A new long-running phishing campaign, allegedly originating from Vietnam and active since 2018, is targeting professionals on LinkedIn with the final objective to compromise their corporate Facebook accounts.
The campaign, dubbed “Ducktail,” has exclusively financial motivations, aiming to not only steal business-specific details from the compromised corporate Facebook accounts (which, by the way, are exfiltrated via Telegram bots), but also to leverage the privileges to hijack the payments, replacing the financial details, or even to run their own Facebook Ad campaigns with money from the victimized firms.
Unsurprisingly, this campaign exploits the cloud in multiple familiar ways throughout its attack chain. This is not only because a consumer cloud application, Facebook, is the final target, and another very popular application, LinkedIn, is used to identify the potential targets and establish the conversation, but also, most importantly, because three legitimate cloud services, Dropbox, iCloud, and MediaFire, are used to host the malware payload that the victims are convinced to download via social engineering once they are approached by the threat actors on LinkedIn.
The attackers exploit the digital trust on a professional network, LinkedIn, to lure the victims and use three legitimate well-known and trusted cloud services to deliver the malicious payload. A consolidated modus operandi to simplify the attack model, given that cloud services provide simplified hosting, and a more evasive delivery mechanism that increase the chances of success (and Dropbox seems to be the preferred choice of the attackers lately).

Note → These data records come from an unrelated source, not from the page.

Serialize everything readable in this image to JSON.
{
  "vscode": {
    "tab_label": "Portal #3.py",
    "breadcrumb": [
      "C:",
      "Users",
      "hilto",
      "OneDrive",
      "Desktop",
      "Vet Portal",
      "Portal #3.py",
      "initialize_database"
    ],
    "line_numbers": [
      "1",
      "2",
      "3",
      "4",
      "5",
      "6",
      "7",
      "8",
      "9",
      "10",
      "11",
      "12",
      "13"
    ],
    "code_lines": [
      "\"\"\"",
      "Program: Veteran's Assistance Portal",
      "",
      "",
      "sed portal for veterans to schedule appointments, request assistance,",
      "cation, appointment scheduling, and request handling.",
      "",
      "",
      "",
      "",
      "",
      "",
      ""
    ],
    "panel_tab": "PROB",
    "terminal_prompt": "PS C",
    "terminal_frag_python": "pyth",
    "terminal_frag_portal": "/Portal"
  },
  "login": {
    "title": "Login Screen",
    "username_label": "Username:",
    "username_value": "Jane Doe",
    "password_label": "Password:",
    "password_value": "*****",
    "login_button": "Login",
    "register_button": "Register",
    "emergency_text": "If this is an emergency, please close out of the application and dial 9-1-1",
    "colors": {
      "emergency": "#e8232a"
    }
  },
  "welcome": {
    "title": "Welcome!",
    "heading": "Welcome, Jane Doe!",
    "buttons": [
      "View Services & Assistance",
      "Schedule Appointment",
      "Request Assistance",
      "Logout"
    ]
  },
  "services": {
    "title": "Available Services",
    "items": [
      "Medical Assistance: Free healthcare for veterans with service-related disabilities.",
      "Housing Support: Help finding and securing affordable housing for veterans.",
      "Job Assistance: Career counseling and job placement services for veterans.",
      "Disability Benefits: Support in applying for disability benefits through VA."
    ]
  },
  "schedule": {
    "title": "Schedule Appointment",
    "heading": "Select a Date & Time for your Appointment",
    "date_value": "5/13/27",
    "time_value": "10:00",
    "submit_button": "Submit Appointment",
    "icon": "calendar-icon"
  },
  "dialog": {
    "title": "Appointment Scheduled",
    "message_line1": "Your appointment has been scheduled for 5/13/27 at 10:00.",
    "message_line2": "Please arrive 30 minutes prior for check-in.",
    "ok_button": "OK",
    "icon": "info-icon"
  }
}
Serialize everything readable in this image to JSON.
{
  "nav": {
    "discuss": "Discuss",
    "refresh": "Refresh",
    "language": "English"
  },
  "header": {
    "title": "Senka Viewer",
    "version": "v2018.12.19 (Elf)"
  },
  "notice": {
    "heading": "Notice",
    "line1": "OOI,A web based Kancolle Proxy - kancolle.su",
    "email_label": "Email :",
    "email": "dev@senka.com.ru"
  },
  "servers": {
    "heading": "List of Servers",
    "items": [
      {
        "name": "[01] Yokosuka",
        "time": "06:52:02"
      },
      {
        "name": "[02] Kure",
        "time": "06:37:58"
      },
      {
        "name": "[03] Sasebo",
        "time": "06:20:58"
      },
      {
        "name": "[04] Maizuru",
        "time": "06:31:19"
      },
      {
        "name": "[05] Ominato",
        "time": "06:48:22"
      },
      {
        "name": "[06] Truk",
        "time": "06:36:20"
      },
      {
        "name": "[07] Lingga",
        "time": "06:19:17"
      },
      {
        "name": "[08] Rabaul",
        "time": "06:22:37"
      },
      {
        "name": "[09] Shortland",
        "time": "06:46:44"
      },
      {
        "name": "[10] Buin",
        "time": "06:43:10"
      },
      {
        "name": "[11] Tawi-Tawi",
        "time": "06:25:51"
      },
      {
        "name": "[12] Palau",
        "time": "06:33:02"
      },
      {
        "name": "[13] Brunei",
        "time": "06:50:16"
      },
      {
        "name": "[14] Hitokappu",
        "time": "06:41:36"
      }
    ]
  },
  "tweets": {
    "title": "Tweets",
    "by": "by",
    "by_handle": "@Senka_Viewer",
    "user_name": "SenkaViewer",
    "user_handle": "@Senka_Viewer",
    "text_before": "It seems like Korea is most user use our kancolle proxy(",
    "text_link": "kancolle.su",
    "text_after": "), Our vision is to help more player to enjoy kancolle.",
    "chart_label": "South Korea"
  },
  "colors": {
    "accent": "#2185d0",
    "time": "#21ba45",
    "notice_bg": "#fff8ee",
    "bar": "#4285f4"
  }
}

How Netskope mitigates the risk of legitimate cloud services exploited for malicious purposes
Dropbox, iCloud, and MediaFire are among the thousands of cloud services for which the Netskope Next Gen SWG can provide granular access control through the Cloud XD engine recognizing dozens of activities such as “Login,” “Create,” “Download,” etc. In the case of Dropbox, it is also possible to distinguish corporate and personal instances enforcing different policies, for example preventing potentially dangerous activities (such as upload and download) from unmanaged cloud storage services or personal accounts, coaching the users to a safer, corporate-approved alternative.
And in case the cloud service is exploited to deliver malware, this risk can be mitigated thanks to Netskope Threat Protection, part of the NG-SWG, which provides an effective defense against modern evasive threats regardless of the nature of the traffic (web or cloud) with a layered approach that offers multiple engines, ranging from antivirus to cloud sandboxing, plus additional detectors based on machine learning to detect Office documents containing malicious macros and portable executables. If needed, the capabilities of the threat protection engine can be further enhanced, integrating external technologies (such as threat intelligence feeds or endpoint technologies), via Cloud Exchange.